*** Provided data ***

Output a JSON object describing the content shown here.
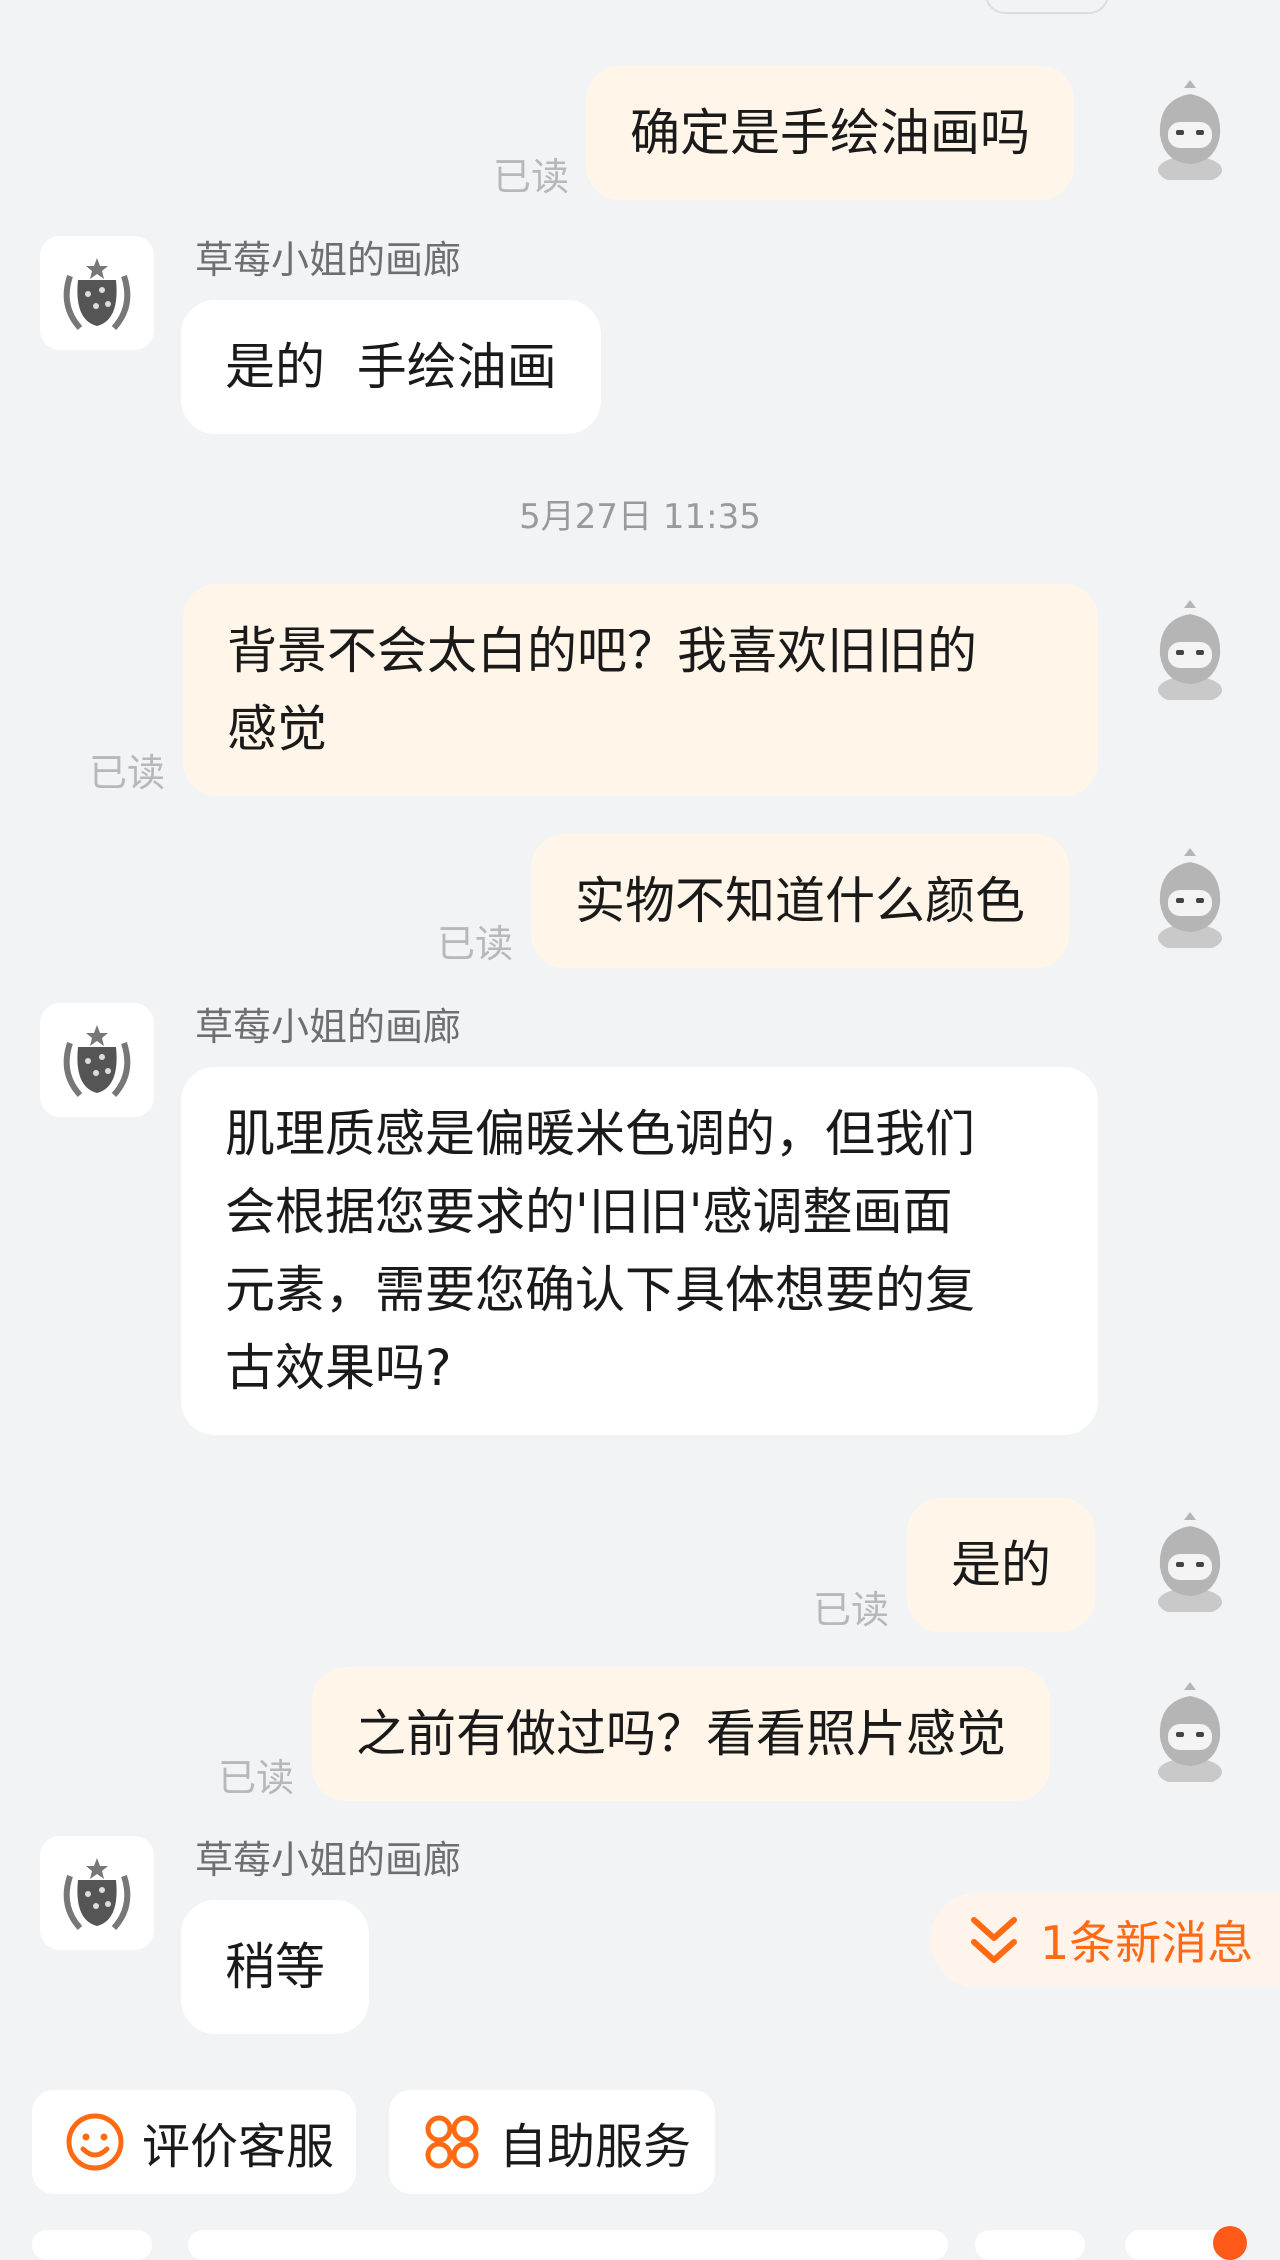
{
  "colors": {
    "background": "#f2f3f5",
    "my_bubble": "#fff6e9",
    "shop_bubble": "#ffffff",
    "accent": "#ff6a13",
    "read_text": "#b8b8b8"
  },
  "messages": [
    {
      "side": "me",
      "text": "确定是手绘油画吗",
      "status": "已读"
    },
    {
      "side": "shop",
      "sender": "草莓小姐的画廊",
      "text": "是的  手绘油画"
    },
    {
      "side": "time",
      "text": "5月27日 11:35"
    },
    {
      "side": "me",
      "text": "背景不会太白的吧？我喜欢旧旧的\n感觉",
      "status": "已读"
    },
    {
      "side": "me",
      "text": "实物不知道什么颜色",
      "status": "已读"
    },
    {
      "side": "shop",
      "sender": "草莓小姐的画廊",
      "text": "肌理质感是偏暖米色调的，但我们\n会根据您要求的'旧旧'感调整画面\n元素，需要您确认下具体想要的复\n古效果吗?"
    },
    {
      "side": "me",
      "text": "是的",
      "status": "已读"
    },
    {
      "side": "me",
      "text": "之前有做过吗？看看照片感觉",
      "status": "已读"
    },
    {
      "side": "shop",
      "sender": "草莓小姐的画廊",
      "text": "稍等"
    }
  ],
  "new_message_pill": {
    "label": "1条新消息",
    "icon": "double-chevron-down-icon"
  },
  "quick_actions": [
    {
      "label": "评价客服",
      "icon": "smiley-face-icon"
    },
    {
      "label": "自助服务",
      "icon": "four-circles-icon"
    }
  ]
}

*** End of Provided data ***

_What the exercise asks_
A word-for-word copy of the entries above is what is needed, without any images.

_Exercise solution_
Output a JSON object describing the content shown here.
{
  "colors": {
    "background": "#f2f3f5",
    "my_bubble": "#fff6e9",
    "shop_bubble": "#ffffff",
    "accent": "#ff6a13",
    "read_text": "#b8b8b8"
  },
  "messages": [
    {
      "side": "me",
      "text": "确定是手绘油画吗",
      "status": "已读"
    },
    {
      "side": "shop",
      "sender": "草莓小姐的画廊",
      "text": "是的  手绘油画"
    },
    {
      "side": "time",
      "text": "5月27日 11:35"
    },
    {
      "side": "me",
      "text": "背景不会太白的吧？我喜欢旧旧的\n感觉",
      "status": "已读"
    },
    {
      "side": "me",
      "text": "实物不知道什么颜色",
      "status": "已读"
    },
    {
      "side": "shop",
      "sender": "草莓小姐的画廊",
      "text": "肌理质感是偏暖米色调的，但我们\n会根据您要求的'旧旧'感调整画面\n元素，需要您确认下具体想要的复\n古效果吗?"
    },
    {
      "side": "me",
      "text": "是的",
      "status": "已读"
    },
    {
      "side": "me",
      "text": "之前有做过吗？看看照片感觉",
      "status": "已读"
    },
    {
      "side": "shop",
      "sender": "草莓小姐的画廊",
      "text": "稍等"
    }
  ],
  "new_message_pill": {
    "label": "1条新消息",
    "icon": "double-chevron-down-icon"
  },
  "quick_actions": [
    {
      "label": "评价客服",
      "icon": "smiley-face-icon"
    },
    {
      "label": "自助服务",
      "icon": "four-circles-icon"
    }
  ]
}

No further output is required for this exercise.